packj: detect malicious/risky open-source software packages
Packj flags malicious/risky open-source packages
Packj (pronounced package) is a command-line (CLI) tool to vet open-source software packages for “risky” attributes that make them vulnerable to supply chain attacks. This is the tool behind our large-scale security analysis platform Packj.dev which continuously vets packages and provides free reports.
How it works
- It first downloads the metadata from the registry using their APIs and analyzes it for “risky” attributes.
- To perform API analysis, the package is downloaded from the registry using their APIs into a temp dir. Then, packj performs a static code analysis to detect API usage. API analysis is based on MalOSS, a research project from our group at Georgia Tech.
- Vulnerabilities (CVEs) are checked by pulling info from the OSV database at OSV
- Python PyPI and NPM package downloads are fetched from pypistats and npmjs
- All risks detected are aggregated and reported
The design of Packj is guided by our study of 651 malware samples of documented open-source software supply chain attacks. Specifically, we have empirically identified a number of risky code and metadata attributes that make a package vulnerable to supply chain attacks.
For instance, we flag inactive or unmaintained packages that no longer receive security fixes. Inspired by Android app runtime permissions, Packj uses a permission-based security model to offer control and code transparency to developers. Packages that invoke sensitive operating system functionality such as file accesses and remote network communication are flagged as risky as this functionality could leak sensitive data.
Some of the attributes we vet for include
|Release date||Metadata||Version release date to flag old or abandoned packages||Old or unmaintained packages do not receive security fixes|
|OS or lang APIs||Code||Use of sensitive APIs, such as exec and eval||Malware uses APIs from the operating system or language runtime to perform sensitive operations (e.g., read SSH keys)|
|Contributors’ email||Metadata||Email addresses of the contributors||Incorrect or invalid email addresses suggest a lack of 2FA|
|Source repo||Metadata||Presence and validity of public source repo||The absence of a public repo means no easy way to audit or review the source code publicly|
A full list of the attributes we track can be viewed at threats.csv
How to customize
Packj has been developed with a goal to assist developers in identifying and reviewing potential supply chain risks in packages.
However, since the degree of perceived security risk from an untrusted package depends on the specific security requirements, Packj can be customized according to your threat model. For instance, a package with no 2FA may be perceived to pose greater security risks to some developers, compared to others who may be more willing to use such packages for the functionality offered.
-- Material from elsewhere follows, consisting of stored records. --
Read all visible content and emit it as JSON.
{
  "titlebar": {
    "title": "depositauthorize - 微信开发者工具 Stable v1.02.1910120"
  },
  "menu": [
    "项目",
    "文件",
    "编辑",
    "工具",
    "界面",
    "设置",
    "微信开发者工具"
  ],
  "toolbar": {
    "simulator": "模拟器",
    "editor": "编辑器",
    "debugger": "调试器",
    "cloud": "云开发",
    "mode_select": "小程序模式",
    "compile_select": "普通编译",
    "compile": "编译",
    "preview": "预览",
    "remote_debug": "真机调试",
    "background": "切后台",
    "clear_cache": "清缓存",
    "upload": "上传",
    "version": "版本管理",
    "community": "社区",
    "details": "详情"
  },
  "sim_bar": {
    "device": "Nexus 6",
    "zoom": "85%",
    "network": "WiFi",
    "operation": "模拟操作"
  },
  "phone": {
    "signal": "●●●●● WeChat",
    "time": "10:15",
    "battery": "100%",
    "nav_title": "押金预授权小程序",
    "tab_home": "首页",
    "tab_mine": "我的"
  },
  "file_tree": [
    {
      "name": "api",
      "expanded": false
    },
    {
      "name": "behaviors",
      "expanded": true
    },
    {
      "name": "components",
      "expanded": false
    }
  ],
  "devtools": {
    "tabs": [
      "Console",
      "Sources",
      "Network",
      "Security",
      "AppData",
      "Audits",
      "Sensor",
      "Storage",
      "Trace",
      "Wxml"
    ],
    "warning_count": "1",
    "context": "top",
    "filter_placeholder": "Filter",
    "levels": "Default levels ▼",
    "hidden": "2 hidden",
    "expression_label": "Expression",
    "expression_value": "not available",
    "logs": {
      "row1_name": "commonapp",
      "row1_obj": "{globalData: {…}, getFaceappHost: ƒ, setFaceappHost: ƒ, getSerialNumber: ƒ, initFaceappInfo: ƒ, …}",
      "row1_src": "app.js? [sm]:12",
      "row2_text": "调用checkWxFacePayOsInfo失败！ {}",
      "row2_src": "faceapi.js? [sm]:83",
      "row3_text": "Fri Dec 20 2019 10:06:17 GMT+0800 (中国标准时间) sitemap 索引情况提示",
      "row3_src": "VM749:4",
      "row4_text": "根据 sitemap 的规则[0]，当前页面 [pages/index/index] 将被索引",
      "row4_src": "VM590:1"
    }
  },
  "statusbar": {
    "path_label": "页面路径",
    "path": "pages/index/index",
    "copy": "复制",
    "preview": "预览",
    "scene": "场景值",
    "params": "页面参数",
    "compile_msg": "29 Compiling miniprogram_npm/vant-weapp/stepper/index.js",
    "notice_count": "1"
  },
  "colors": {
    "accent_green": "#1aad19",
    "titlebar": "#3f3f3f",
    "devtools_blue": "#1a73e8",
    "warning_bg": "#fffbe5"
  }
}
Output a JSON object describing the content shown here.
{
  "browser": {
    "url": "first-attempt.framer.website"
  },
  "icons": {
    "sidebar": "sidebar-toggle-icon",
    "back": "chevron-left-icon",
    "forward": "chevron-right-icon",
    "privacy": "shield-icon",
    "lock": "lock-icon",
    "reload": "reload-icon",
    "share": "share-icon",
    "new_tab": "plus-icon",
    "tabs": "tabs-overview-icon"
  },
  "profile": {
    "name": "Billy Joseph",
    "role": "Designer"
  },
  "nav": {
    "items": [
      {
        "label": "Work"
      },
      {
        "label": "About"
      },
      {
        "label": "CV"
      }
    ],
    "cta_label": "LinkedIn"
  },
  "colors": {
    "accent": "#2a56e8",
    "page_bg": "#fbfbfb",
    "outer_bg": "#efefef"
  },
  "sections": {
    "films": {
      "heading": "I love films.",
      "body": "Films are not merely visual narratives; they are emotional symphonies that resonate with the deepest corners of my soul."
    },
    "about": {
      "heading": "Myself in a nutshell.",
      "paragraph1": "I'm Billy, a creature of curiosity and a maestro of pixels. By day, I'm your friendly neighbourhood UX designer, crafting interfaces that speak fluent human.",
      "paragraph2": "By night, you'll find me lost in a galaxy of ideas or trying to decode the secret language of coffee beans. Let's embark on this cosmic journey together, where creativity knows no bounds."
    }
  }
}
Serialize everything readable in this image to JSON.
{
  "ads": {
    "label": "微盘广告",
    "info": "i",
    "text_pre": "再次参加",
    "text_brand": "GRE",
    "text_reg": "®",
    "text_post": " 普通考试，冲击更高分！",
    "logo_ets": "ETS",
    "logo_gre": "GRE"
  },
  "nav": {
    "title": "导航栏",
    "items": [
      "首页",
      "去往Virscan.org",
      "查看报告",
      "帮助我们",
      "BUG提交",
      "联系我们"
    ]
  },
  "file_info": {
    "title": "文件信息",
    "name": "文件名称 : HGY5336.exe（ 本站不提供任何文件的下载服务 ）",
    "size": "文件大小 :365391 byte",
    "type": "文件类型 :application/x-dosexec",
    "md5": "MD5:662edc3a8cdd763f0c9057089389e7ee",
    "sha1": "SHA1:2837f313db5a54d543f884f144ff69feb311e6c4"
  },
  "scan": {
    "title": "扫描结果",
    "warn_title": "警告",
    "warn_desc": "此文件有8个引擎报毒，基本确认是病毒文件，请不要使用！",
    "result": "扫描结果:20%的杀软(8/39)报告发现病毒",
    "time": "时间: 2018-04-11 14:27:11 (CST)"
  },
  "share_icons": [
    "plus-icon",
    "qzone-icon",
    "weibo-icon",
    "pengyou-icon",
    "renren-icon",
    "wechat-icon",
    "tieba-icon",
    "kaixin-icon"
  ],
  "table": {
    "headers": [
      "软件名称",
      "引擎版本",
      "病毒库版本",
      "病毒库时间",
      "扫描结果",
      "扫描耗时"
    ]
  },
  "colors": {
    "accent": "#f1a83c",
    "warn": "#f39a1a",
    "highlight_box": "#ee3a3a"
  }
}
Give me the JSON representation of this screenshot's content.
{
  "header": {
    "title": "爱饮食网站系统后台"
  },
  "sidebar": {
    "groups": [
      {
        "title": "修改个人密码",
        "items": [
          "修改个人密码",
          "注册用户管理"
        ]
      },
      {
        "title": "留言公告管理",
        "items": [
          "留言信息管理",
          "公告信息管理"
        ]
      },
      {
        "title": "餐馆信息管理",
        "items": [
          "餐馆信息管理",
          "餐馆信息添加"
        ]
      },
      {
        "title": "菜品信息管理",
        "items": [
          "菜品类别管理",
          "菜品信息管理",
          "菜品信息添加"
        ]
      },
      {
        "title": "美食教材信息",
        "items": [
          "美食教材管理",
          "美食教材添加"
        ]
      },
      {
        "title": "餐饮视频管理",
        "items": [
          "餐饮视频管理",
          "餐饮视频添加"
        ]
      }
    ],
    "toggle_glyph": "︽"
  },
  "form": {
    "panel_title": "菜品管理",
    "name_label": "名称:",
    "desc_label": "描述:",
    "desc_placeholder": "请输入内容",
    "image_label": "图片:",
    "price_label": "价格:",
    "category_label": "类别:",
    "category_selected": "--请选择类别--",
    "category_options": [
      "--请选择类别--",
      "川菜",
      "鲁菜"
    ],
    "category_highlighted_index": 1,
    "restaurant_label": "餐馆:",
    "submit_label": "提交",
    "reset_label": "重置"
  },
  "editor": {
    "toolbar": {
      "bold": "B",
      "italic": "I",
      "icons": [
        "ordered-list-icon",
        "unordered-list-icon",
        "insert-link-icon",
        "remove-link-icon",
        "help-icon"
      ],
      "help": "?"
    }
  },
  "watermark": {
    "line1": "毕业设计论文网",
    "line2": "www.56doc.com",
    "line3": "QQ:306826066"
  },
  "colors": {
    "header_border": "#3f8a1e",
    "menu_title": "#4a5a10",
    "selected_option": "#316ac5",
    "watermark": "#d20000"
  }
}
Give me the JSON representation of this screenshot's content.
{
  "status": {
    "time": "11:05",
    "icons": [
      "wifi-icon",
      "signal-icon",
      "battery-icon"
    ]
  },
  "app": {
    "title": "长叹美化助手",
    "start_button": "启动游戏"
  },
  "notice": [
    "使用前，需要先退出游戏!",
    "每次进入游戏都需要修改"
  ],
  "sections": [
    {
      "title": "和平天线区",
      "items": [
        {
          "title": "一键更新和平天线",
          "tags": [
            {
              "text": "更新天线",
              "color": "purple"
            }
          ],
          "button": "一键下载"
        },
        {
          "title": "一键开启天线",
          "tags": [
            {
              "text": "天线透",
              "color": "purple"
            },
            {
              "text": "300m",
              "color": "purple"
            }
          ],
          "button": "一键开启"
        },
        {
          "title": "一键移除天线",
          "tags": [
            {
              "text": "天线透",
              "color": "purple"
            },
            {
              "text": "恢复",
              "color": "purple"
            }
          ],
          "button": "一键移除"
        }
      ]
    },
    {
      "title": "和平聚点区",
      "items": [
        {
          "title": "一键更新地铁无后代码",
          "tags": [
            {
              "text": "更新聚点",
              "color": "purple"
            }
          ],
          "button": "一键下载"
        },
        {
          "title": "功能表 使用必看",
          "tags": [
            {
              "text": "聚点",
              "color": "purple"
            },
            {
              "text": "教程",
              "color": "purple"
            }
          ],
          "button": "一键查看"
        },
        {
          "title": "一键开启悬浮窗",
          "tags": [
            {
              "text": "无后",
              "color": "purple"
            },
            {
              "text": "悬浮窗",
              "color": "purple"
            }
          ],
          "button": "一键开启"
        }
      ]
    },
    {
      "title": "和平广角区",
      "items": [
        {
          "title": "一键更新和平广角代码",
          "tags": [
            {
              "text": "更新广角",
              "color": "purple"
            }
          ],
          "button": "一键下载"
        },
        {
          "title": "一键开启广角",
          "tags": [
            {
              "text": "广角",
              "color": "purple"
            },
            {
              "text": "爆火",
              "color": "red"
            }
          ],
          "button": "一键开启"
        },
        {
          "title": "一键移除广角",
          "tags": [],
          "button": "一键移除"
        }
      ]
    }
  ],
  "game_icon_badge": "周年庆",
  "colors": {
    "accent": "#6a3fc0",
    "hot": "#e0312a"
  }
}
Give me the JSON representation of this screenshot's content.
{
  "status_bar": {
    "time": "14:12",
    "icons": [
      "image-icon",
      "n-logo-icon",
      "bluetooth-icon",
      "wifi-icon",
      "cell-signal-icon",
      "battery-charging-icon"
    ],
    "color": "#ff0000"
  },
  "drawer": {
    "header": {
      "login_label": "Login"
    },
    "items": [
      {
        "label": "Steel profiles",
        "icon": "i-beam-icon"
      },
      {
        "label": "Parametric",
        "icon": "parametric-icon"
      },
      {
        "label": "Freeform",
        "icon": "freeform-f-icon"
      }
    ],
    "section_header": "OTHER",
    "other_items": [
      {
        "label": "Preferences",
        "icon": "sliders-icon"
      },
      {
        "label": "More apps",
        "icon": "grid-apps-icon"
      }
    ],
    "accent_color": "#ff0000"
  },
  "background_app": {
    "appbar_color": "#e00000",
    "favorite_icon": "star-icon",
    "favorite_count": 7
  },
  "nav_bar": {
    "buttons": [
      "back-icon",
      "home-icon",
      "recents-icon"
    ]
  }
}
Given the volatile nature of the problem, providing customized and granular risk measurement is one of our goals.
Packj can be customized to minimize noise and reduce alert fatigue by simply commenting out unwanted attributes in threats.csv